# Binomial Theorem & Combinatorics

Please provide an efficient algorithm to find the coefficient of $x^n$ in the following expansion,

$(1 + x^1 + x^2 + \cdots + x^k)^m$

where $n$, $m$ and $k$ can be as large as ${10}^{10}$.

I have tried to solve it using $(1 + x^1 + \cdots + x^k) = \frac{x^{k+1} - 1}{x - 1}$ and succeeded for values of $n$ upto $10^5$. I am struck for larger values of $n$.

Any help would be appreciated.

• Yes that is a useful factorization. What stops you after $n=10^5$? – mathreadler May 5 '17 at 22:18
• Could you please elaborate a bit more? I used summation of 2 terms, i using normal binomial theorem & other using negative binomial theorem. The number of terms in summation is of the order of $n$. Thus it was limiting factor here. – Math-Rocks May 5 '17 at 22:20
• The Fourier transform could be a possible choice otherwise. It will turn the convolutions into multiplications. Although the normal distribution will extremely fast become a good approximation due to the law of large numbers. – mathreadler May 5 '17 at 22:23
• As far as I know, fast fourier transform is used for multiplication of 2 polynomials, but the size of polynomial is also very large here as $k$ is of the order $10^{10}$. Is there exist no efficient way for finding the answer rather than an approximate one? Also, can the answer be found efficiently if the answer is required modulo some value, which might be small, say $10^5$. – Math-Rocks May 5 '17 at 22:28
• Of course you mean $\dfrac{x^{k+1}-1}{x-1}$, not $\dfrac{x^k-1}{x-1}$. – Robert Israel May 5 '17 at 22:54
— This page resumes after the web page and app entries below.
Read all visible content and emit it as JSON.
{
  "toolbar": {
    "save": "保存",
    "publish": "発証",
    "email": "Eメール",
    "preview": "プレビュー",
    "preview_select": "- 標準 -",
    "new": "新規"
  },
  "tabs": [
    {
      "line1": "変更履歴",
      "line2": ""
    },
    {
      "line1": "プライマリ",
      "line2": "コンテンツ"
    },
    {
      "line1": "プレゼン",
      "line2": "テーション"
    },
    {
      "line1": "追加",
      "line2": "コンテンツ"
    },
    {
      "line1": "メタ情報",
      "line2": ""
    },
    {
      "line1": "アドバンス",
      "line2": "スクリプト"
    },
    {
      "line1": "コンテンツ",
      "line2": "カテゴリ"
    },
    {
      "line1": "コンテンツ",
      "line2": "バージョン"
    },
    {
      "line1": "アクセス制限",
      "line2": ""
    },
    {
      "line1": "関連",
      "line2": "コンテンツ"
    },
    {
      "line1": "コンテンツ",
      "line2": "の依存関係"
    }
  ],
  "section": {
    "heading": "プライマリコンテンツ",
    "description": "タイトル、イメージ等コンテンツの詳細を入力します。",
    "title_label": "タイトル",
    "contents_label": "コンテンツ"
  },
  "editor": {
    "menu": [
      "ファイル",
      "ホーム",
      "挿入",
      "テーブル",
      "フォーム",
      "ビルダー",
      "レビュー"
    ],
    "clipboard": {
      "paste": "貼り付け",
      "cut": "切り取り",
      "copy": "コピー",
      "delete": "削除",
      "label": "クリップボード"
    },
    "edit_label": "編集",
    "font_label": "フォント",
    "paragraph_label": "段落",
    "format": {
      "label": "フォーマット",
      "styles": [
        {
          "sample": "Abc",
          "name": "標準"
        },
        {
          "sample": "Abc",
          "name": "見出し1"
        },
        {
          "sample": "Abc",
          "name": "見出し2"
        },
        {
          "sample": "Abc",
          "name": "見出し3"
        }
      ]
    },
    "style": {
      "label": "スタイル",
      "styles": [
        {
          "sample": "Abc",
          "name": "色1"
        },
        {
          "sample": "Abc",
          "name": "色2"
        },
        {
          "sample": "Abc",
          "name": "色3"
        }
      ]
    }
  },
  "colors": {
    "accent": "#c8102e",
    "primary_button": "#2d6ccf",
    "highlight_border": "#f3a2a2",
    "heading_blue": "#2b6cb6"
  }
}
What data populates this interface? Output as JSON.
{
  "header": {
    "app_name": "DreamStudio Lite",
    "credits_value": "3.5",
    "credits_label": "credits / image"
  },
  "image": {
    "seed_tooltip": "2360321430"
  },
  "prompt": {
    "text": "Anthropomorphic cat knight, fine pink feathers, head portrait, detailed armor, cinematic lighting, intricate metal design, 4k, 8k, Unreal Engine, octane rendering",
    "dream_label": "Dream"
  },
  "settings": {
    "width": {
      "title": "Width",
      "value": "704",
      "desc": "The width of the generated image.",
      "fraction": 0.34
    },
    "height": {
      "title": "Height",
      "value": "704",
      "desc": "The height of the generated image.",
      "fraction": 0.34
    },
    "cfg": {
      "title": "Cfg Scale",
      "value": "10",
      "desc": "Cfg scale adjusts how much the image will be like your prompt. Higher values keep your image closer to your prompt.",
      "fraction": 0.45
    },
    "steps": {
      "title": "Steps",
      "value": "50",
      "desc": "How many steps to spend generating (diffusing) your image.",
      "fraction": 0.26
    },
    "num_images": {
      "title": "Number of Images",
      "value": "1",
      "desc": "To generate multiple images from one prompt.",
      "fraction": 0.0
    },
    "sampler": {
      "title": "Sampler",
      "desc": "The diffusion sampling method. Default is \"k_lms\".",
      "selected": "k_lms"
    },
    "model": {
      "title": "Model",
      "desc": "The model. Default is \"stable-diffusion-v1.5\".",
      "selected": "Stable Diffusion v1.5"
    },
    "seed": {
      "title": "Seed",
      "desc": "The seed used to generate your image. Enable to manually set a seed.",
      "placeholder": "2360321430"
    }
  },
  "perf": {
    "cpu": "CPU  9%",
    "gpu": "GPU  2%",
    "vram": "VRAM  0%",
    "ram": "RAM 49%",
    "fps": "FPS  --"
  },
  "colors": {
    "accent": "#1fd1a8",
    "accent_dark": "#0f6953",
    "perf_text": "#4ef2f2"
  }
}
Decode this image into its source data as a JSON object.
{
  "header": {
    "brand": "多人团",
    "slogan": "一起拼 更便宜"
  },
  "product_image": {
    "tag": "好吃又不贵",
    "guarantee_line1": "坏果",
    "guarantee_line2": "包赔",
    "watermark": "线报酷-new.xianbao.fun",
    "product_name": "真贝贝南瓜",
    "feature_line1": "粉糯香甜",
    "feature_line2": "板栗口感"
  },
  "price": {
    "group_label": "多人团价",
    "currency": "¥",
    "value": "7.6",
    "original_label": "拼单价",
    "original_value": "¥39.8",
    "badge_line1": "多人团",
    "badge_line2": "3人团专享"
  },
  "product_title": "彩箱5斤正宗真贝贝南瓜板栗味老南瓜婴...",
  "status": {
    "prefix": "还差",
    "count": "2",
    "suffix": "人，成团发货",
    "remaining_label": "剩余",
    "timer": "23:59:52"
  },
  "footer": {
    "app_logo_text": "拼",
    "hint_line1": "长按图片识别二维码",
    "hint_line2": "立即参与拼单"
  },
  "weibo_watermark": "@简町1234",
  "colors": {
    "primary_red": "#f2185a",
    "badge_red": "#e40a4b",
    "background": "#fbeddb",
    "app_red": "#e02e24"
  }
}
$$\left( \frac{x^{k+1}-1}{x-1}\right)^m = (1-x^{k+1})^m (1-x)^{-m}$$ $$(1-x^{k+1})^m = \sum_{j=0}^m {m \choose j} (-1)^j x^{(k+1)j}$$ $$(1 - x)^{-m} = \sum_{j=0}^\infty {-m \choose j} (-1)^j x^j$$ $$n = (k+1) j + (n - (k+1) j)\ \text{for}\ 0 \le j \le \min(m, \lfloor n/(k+1)\rfloor)$$ Thus your $x^n$ coefficient is $$\sum_{j = 0}^{\min(m, \lfloor n/(k+1) \rfloor)} {m \choose j} {-m \choose n-(k+1)j} (-1)^{n - kj}$$ Note that for $m \ge 1$, $${-m \choose i} = (-1)^i {m+i-1 \choose i}$$
• Yes, something similar I had done. But shouldn't the number of terms in summation be order of $10^{10}$, as $m = 10^{10}, n = 10^{10}, k = 1$. Can we reduce the number of terms in the summation? Also, if the required answer is modulo some number which is small, say $10^5$, will it be of some use here? – Math-Rocks May 5 '17 at 23:15
• @orlp The only terms in the infinite sum that appear are those that multiply a term in the finite sum to give something in $x^n$. – Robert Israel May 5 '17 at 23:19